Judge Koh again asks the legal combatants to pare down their sprawling array of patent claims against one another -- and then to settle the case.

SAN JOSE, Calif. -- Aiming to save the jury a headache, the judge in the trial between Apple and Samsung here once again reminded both sides to pare down some of the claims against one another and settle.

"Are there trades that can be made?" U.S. District Court Judge Lucy Koh asked lawyers from both companies, adding that she hoped there could be some "horse trading" between the two before the jury sits down to decide the winner.

Koh spent much of the week asking both companies to sort out some of the claims -- which center on patent infringement -- in order to shorten the instructions she'll have to provide to the jurors who will decide the case.
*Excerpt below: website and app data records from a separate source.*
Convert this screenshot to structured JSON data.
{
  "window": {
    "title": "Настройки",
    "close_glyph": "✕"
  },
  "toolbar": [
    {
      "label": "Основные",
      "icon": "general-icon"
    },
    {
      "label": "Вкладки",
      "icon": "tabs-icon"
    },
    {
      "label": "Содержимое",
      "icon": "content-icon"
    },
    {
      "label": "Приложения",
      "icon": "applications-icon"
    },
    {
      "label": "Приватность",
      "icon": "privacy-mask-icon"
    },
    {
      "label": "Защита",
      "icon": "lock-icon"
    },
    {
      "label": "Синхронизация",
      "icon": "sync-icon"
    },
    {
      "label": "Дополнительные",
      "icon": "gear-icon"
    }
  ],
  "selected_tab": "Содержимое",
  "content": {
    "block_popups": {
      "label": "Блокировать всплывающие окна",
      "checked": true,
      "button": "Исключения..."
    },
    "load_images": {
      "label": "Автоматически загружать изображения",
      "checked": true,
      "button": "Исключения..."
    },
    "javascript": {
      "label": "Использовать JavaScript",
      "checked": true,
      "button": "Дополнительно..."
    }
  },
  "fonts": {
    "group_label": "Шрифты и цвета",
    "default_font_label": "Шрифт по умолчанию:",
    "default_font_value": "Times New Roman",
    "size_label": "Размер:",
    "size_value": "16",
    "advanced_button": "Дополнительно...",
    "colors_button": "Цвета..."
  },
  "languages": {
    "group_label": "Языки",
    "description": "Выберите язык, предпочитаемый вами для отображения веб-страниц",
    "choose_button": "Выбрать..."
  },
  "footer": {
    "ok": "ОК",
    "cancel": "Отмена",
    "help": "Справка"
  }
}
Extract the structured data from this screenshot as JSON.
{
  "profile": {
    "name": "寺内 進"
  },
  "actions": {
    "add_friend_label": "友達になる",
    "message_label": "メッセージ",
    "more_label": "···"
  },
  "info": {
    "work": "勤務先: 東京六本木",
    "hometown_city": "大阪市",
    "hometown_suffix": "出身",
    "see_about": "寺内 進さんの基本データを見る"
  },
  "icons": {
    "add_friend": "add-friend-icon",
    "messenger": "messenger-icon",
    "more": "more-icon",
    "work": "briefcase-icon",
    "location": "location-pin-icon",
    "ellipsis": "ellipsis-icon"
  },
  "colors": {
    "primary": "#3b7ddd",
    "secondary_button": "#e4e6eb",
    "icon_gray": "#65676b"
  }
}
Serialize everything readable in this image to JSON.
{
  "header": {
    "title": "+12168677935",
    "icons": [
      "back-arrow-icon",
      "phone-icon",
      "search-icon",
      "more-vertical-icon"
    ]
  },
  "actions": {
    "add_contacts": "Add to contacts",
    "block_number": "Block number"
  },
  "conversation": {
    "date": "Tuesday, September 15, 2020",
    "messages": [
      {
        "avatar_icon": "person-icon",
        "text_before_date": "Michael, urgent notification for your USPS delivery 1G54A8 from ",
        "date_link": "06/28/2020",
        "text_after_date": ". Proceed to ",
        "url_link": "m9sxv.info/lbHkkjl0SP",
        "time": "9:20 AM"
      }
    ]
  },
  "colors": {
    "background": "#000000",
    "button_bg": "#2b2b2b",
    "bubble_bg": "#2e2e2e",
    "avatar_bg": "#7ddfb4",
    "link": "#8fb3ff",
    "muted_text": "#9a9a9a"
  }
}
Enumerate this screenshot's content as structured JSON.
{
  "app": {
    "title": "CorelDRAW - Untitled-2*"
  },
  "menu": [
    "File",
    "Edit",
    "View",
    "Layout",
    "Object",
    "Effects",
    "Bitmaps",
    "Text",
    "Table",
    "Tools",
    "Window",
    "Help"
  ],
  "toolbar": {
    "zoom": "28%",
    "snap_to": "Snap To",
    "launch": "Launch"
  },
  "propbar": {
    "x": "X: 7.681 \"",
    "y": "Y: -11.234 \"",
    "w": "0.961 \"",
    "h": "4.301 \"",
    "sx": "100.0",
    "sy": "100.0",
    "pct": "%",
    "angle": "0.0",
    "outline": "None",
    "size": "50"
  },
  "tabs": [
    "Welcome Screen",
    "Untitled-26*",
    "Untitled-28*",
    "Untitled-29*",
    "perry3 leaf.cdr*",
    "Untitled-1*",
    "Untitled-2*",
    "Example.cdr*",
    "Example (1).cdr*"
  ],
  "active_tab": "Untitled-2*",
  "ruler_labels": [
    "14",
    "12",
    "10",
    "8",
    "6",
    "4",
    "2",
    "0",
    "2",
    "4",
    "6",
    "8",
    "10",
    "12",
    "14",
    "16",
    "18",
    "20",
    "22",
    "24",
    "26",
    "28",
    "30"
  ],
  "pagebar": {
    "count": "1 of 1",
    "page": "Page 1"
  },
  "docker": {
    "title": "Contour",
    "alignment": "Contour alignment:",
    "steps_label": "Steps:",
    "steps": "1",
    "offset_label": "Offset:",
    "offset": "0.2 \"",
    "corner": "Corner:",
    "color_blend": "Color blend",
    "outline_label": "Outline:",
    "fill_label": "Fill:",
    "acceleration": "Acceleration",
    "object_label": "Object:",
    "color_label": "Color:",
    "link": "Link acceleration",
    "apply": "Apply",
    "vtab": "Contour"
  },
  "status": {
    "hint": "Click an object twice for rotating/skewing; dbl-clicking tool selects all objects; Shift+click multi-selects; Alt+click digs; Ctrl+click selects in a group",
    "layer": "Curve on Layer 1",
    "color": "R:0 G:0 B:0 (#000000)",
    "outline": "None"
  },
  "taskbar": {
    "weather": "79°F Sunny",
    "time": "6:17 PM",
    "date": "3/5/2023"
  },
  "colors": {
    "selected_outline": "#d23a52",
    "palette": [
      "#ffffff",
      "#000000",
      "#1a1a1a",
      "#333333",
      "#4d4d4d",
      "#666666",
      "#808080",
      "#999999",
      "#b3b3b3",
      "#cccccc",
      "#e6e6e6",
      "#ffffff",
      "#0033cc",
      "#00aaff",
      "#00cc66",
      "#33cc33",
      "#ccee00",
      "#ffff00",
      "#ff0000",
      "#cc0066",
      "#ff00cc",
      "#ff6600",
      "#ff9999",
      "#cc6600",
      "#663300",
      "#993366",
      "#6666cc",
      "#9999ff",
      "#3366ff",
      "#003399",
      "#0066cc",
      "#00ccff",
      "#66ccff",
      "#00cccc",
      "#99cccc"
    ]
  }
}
Those instructions are currently a 100-page document that Koh estimates will take about an hour and a half to get through.

The judge's plea follows her polite request yesterday that Apple and Samsung CEOs call one another once more to talk settlement. "I see risks here for both sides," Koh said at the time, suggesting that the jury could end up coming down on both companies.

Today Koh said she was "pathologically optimistic" the two were going settle before it reaches that point.

At risk are billions of dollars and potential sales bans in the U.S. Apple's damages expert, who laid out the the monetary claims against Samsung earlier this week, estimated that Apple wants the South Korean technology giant to pay out between $2.5 billion and $2.7 billion. Samsung damages expert Michael Wagner, slated to testify today, will counter with Samsung's own figure.

The trial, now in its third week, is in its final stages. Samsung has just two and a half hours left to argue its case, while Apple has seven. Both companies then get two full hours to make their closing arguments on Tuesday next week, with jury deliberation to follow.

Complete coverage: Apple v. Samsung, a battle over billions